EXERCISE DETAILS »
Below are the records; tally the lines that include "title" and report only the total.

EXERCISE MATERIALS »
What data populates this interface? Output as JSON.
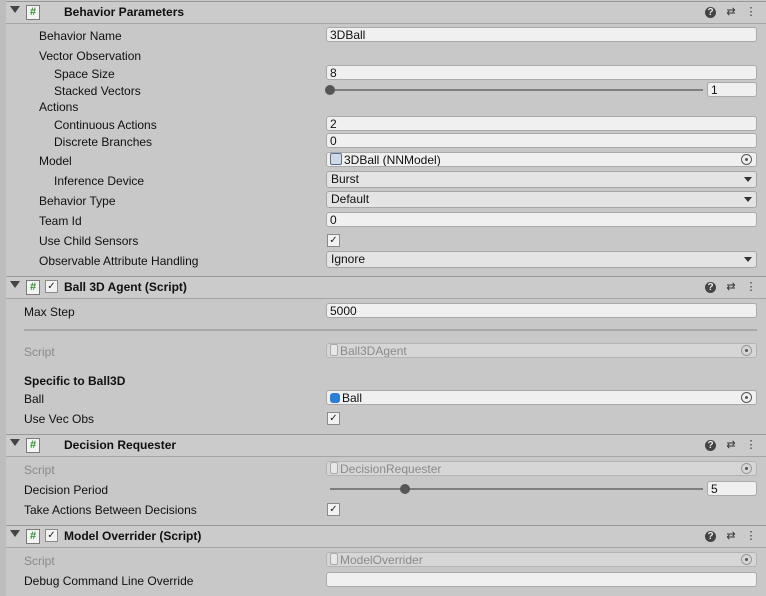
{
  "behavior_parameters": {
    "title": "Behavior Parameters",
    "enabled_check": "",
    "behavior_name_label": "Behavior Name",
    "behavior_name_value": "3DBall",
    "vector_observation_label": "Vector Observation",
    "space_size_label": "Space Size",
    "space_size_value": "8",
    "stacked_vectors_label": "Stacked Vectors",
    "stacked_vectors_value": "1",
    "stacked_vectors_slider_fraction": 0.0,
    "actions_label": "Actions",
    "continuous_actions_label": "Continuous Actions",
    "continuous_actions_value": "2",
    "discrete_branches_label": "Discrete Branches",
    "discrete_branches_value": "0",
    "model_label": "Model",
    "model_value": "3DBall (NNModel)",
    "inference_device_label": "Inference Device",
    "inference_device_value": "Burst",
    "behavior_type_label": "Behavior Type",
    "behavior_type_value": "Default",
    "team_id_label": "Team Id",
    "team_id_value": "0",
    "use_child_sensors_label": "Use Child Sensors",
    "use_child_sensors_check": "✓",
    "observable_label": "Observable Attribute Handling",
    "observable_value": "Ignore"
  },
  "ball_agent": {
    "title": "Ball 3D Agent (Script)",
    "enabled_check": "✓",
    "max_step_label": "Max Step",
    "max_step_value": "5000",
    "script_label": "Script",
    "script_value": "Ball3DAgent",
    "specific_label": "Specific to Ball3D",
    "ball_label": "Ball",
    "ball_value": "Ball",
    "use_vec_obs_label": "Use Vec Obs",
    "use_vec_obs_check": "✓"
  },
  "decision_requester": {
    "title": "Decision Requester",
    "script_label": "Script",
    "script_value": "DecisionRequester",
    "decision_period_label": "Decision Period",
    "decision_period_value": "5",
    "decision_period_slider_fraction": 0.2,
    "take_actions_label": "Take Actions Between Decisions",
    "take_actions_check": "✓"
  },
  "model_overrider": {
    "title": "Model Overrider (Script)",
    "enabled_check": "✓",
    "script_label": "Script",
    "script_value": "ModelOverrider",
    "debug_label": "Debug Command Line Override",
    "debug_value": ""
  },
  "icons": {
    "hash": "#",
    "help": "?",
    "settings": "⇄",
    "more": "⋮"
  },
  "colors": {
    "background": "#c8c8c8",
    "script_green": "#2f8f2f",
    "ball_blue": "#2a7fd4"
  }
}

RESPONSE BOX »
4